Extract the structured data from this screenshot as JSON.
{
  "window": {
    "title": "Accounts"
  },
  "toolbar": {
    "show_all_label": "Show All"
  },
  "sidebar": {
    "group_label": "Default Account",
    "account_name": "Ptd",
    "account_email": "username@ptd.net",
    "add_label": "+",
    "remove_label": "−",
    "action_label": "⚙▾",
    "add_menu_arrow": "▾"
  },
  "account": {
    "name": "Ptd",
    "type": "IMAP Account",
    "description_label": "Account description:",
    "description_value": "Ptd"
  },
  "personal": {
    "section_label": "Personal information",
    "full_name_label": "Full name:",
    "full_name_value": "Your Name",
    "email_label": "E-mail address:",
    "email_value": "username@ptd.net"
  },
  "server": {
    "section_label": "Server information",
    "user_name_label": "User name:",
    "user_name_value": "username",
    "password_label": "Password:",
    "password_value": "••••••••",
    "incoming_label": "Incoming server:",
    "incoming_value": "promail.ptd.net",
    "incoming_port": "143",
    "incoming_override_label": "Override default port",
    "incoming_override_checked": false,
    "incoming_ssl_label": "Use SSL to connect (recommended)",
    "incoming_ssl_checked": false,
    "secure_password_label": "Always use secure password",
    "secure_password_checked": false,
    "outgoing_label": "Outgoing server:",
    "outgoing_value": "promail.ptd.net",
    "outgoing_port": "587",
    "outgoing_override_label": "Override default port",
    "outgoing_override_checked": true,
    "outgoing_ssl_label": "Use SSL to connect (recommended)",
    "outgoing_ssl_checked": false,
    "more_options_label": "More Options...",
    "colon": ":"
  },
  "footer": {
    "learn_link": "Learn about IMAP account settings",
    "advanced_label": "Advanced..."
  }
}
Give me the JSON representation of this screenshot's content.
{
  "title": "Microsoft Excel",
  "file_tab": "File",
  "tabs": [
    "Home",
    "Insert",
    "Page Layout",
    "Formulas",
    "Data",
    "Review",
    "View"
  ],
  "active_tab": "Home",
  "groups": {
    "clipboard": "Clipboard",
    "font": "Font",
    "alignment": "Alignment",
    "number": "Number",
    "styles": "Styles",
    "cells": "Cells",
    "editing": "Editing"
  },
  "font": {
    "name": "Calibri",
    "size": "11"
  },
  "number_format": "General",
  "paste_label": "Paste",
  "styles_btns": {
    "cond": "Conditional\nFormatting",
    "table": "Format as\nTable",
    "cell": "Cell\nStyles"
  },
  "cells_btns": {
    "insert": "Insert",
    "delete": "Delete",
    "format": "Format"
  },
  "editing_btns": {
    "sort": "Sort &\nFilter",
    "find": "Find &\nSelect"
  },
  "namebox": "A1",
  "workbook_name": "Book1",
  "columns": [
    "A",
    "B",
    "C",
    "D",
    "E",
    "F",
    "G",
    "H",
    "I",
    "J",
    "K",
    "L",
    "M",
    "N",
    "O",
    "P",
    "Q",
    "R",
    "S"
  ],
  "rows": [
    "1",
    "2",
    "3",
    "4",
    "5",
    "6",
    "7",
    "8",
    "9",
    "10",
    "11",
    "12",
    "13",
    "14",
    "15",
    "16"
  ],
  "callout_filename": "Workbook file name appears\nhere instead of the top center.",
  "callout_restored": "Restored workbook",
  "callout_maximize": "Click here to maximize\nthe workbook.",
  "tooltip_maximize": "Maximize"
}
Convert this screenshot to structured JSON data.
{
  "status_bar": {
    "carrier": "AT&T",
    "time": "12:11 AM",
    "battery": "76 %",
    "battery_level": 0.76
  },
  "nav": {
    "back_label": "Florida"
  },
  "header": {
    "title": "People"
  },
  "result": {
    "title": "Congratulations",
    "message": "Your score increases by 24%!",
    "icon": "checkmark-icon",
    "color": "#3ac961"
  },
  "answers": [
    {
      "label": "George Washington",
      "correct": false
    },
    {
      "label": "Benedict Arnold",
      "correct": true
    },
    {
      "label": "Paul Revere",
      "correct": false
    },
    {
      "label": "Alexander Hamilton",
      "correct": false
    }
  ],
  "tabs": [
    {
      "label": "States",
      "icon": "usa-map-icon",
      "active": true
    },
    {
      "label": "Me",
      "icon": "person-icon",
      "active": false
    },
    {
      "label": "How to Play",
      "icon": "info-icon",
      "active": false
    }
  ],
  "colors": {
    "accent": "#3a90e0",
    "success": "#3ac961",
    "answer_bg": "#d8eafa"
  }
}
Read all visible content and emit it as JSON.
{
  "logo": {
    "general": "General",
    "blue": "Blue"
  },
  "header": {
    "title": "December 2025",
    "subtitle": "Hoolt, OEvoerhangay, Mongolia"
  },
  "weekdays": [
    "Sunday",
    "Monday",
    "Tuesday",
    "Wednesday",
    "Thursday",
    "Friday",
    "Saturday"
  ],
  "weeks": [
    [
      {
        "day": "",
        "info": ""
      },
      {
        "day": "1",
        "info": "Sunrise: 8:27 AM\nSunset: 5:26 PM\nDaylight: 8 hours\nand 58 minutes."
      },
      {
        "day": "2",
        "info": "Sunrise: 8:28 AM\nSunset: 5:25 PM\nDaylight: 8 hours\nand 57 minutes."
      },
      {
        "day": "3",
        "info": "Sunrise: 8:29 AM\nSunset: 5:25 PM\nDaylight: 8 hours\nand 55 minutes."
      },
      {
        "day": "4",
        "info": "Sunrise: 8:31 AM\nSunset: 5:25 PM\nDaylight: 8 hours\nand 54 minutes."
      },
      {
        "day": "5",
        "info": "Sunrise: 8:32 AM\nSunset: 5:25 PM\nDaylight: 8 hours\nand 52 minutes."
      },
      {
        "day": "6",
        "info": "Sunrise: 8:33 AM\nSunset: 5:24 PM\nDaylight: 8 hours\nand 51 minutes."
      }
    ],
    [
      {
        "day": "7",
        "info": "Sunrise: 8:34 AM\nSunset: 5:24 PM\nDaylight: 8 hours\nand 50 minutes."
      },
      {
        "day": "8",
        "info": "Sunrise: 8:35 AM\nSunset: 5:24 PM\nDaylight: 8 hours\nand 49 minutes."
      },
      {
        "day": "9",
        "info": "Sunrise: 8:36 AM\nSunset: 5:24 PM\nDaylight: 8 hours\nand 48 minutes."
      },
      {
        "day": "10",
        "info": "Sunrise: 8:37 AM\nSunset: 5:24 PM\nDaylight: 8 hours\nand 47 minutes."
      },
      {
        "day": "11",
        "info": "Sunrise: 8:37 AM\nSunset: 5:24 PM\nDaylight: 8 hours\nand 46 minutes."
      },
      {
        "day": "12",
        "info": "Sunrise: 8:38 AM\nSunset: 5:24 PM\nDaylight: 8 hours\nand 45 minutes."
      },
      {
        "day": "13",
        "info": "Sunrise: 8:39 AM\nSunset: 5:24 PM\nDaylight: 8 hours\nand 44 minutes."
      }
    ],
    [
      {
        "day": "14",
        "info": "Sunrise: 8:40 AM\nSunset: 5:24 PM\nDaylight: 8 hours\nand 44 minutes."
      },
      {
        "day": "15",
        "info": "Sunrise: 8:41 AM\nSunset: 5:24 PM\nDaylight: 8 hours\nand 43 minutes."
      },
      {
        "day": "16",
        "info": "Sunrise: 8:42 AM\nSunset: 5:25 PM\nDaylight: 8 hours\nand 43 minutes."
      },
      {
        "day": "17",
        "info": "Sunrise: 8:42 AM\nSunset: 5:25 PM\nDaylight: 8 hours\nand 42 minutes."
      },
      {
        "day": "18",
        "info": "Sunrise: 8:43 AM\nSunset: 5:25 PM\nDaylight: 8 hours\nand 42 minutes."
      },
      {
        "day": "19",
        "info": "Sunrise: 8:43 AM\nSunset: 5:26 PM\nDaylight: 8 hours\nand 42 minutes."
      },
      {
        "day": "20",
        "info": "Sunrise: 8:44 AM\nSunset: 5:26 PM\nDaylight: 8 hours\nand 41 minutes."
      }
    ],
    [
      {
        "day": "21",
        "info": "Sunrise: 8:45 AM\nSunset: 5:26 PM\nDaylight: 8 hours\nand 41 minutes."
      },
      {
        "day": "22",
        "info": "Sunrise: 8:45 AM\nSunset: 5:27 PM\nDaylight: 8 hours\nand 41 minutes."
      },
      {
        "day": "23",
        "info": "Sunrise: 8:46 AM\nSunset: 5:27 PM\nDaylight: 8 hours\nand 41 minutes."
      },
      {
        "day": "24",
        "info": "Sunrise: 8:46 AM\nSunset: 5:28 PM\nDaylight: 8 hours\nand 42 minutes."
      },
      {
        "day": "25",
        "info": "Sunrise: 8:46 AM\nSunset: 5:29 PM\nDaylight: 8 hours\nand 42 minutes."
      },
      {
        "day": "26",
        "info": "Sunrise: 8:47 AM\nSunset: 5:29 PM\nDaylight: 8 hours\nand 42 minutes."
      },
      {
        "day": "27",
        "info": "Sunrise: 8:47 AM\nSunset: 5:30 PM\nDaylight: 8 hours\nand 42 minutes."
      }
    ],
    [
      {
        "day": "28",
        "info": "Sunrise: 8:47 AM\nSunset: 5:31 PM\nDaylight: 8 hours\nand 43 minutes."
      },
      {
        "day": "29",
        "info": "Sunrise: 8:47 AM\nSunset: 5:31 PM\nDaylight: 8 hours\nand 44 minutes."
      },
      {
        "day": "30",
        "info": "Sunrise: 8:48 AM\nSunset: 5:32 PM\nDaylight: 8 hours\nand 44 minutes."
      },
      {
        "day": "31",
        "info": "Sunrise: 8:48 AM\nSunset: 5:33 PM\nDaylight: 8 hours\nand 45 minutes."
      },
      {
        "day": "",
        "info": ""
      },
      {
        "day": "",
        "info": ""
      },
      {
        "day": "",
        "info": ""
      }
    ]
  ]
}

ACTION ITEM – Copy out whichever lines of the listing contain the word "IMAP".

EXERCISE RESPONSE –
    "type": "IMAP Account",
    "learn_link": "Learn about IMAP account settings",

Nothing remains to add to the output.